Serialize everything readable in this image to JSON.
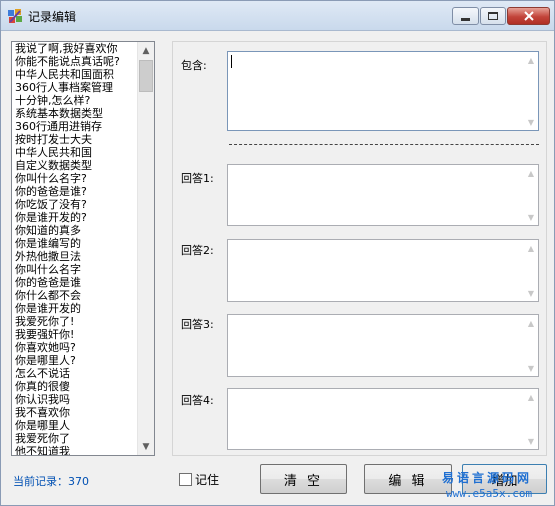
{
  "window": {
    "title": "记录编辑",
    "accent": "#c2443a"
  },
  "list": {
    "items": [
      "我说了啊,我好喜欢你",
      "你能不能说点真话呢?",
      "中华人民共和国面积",
      "360行人事档案管理",
      "十分钟,怎么样?",
      "系统基本数据类型",
      "360行通用进销存",
      "按时打发士大夫",
      "中华人民共和国",
      "自定义数据类型",
      "你叫什么名字?",
      "你的爸爸是谁?",
      "你吃饭了没有?",
      "你是谁开发的?",
      "你知道的真多",
      "你是谁编写的",
      "外热他撒旦法",
      "你叫什么名字",
      "你的爸爸是谁",
      "你什么都不会",
      "你是谁开发的",
      "我爱死你了!",
      "我要强奸你!",
      "你喜欢她吗?",
      "你是哪里人?",
      "怎么不说话",
      "你真的很傻",
      "你认识我吗",
      "我不喜欢你",
      "你是哪里人",
      "我爱死你了",
      "他不知道我"
    ],
    "count_label": "当前记录：370"
  },
  "form": {
    "contains_label": "包含:",
    "answer1_label": "回答1:",
    "answer2_label": "回答2:",
    "answer3_label": "回答3:",
    "answer4_label": "回答4:",
    "contains_value": "",
    "answer1_value": "",
    "answer2_value": "",
    "answer3_value": "",
    "answer4_value": ""
  },
  "controls": {
    "remember_label": "记住",
    "remember_checked": false,
    "clear_label": "清 空",
    "edit_label": "编 辑",
    "add_label": "增加"
  },
  "watermark": {
    "line1": "易语言源码网",
    "line2": "www.e5a5x.com"
  }
}
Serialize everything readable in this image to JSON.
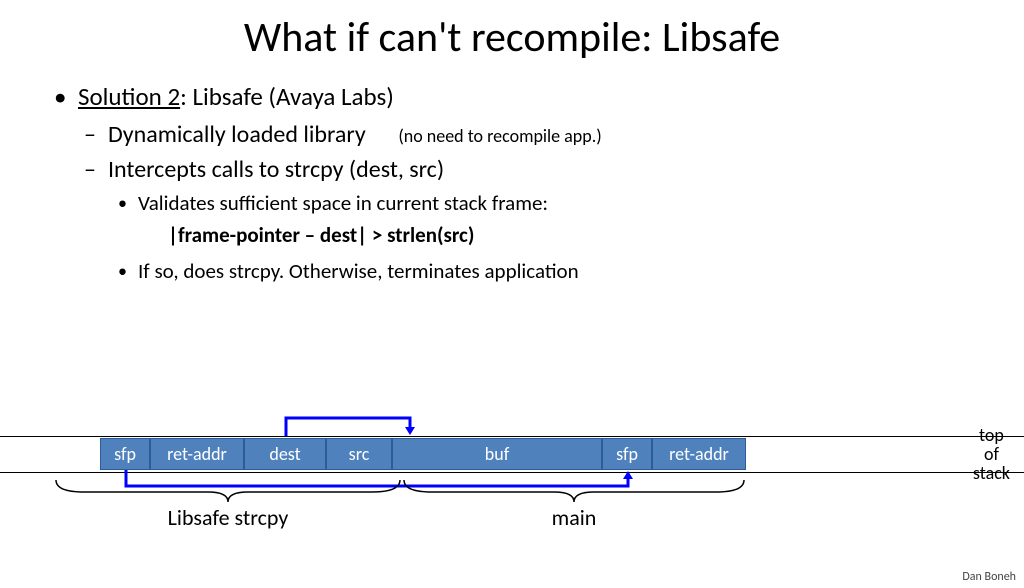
{
  "title": "What if can't recompile:  Libsafe",
  "bullets": {
    "sol2_label": "Solution 2",
    "sol2_text": ":  Libsafe (Avaya Labs)",
    "dyn": "Dynamically loaded library",
    "dyn_note": "(no need to recompile app.)",
    "intercept": "Intercepts calls to  strcpy (dest, src)",
    "validates": "Validates sufficient space in current stack frame:",
    "formula": "|frame-pointer – dest| > strlen(src)",
    "ifso": "If so, does strcpy.   Otherwise, terminates application"
  },
  "stack": {
    "c0": "sfp",
    "c1": "ret-addr",
    "c2": "dest",
    "c3": "src",
    "c4": "buf",
    "c5": "sfp",
    "c6": "ret-addr"
  },
  "labels": {
    "top_of_stack_1": "top",
    "top_of_stack_2": "of",
    "top_of_stack_3": "stack",
    "brace1": "Libsafe strcpy",
    "brace2": "main"
  },
  "footer": "Dan Boneh"
}
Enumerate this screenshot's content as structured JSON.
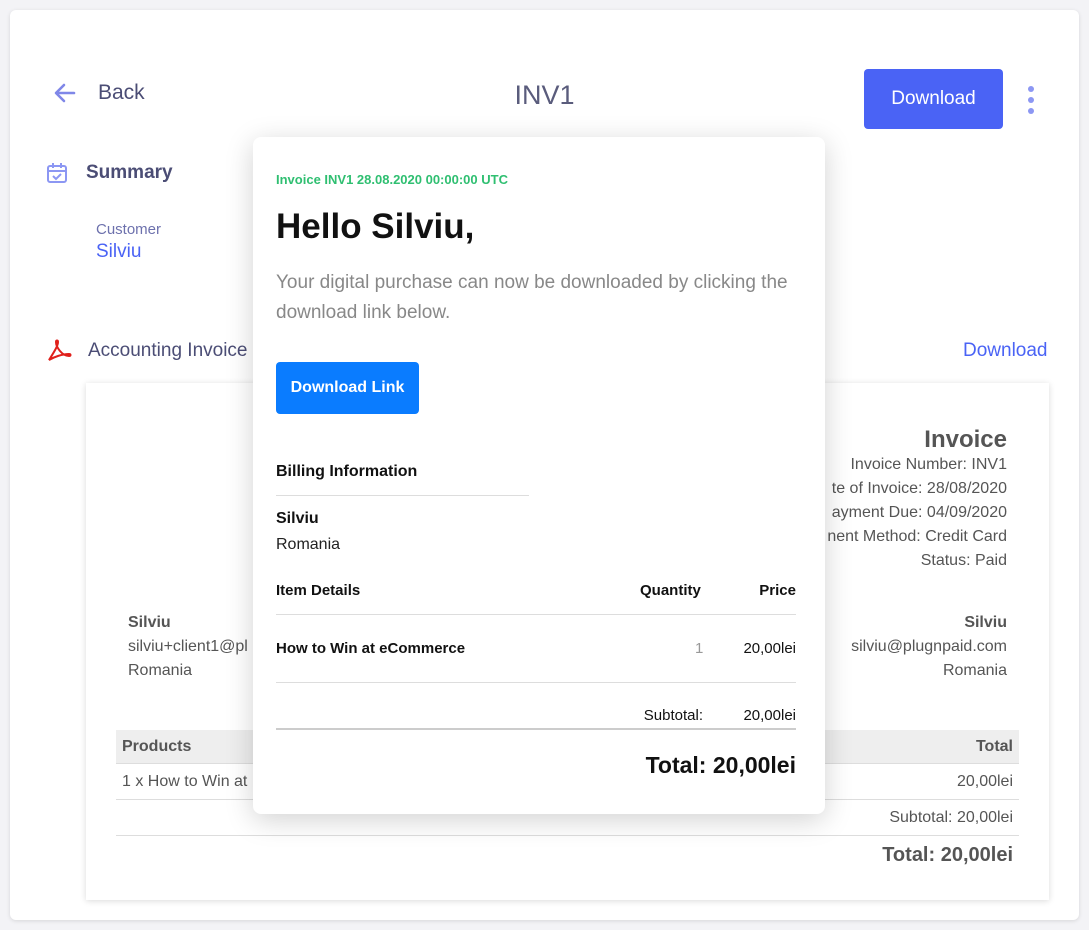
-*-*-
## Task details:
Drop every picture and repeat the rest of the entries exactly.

## Answer to the problem:
Serialize everything readable in this image to JSON.
{
  "window": {
    "title": "记录编辑",
    "accent": "#c2443a"
  },
  "list": {
    "items": [
      "我说了啊,我好喜欢你",
      "你能不能说点真话呢?",
      "中华人民共和国面积",
      "360行人事档案管理",
      "十分钟,怎么样?",
      "系统基本数据类型",
      "360行通用进销存",
      "按时打发士大夫",
      "中华人民共和国",
      "自定义数据类型",
      "你叫什么名字?",
      "你的爸爸是谁?",
      "你吃饭了没有?",
      "你是谁开发的?",
      "你知道的真多",
      "你是谁编写的",
      "外热他撒旦法",
      "你叫什么名字",
      "你的爸爸是谁",
      "你什么都不会",
      "你是谁开发的",
      "我爱死你了!",
      "我要强奸你!",
      "你喜欢她吗?",
      "你是哪里人?",
      "怎么不说话",
      "你真的很傻",
      "你认识我吗",
      "我不喜欢你",
      "你是哪里人",
      "我爱死你了",
      "他不知道我"
    ],
    "count_label": "当前记录：370"
  },
  "form": {
    "contains_label": "包含:",
    "answer1_label": "回答1:",
    "answer2_label": "回答2:",
    "answer3_label": "回答3:",
    "answer4_label": "回答4:",
    "contains_value": "",
    "answer1_value": "",
    "answer2_value": "",
    "answer3_value": "",
    "answer4_value": ""
  },
  "controls": {
    "remember_label": "记住",
    "remember_checked": false,
    "clear_label": "清 空",
    "edit_label": "编 辑",
    "add_label": "增加"
  },
  "watermark": {
    "line1": "易语言源码网",
    "line2": "www.e5a5x.com"
  }
}
Serialize everything readable in this image to JSON.
{
  "title": "What if can't recompile:  Libsafe",
  "bullets": {
    "sol2_label": "Solution 2",
    "sol2_text": ":  Libsafe (Avaya Labs)",
    "dyn": "Dynamically loaded library",
    "dyn_note": "(no need to recompile app.)",
    "intercept": "Intercepts calls to  strcpy (dest, src)",
    "validates": "Validates sufficient space in current stack frame:",
    "formula": "|frame-pointer – dest| > strlen(src)",
    "ifso": "If so, does strcpy.   Otherwise, terminates application"
  },
  "stack": {
    "c0": "sfp",
    "c1": "ret-addr",
    "c2": "dest",
    "c3": "src",
    "c4": "buf",
    "c5": "sfp",
    "c6": "ret-addr"
  },
  "labels": {
    "top_of_stack_1": "top",
    "top_of_stack_2": "of",
    "top_of_stack_3": "stack",
    "brace1": "Libsafe strcpy",
    "brace2": "main"
  },
  "footer": "Dan Boneh"
}
Enumerate this screenshot's content as structured JSON.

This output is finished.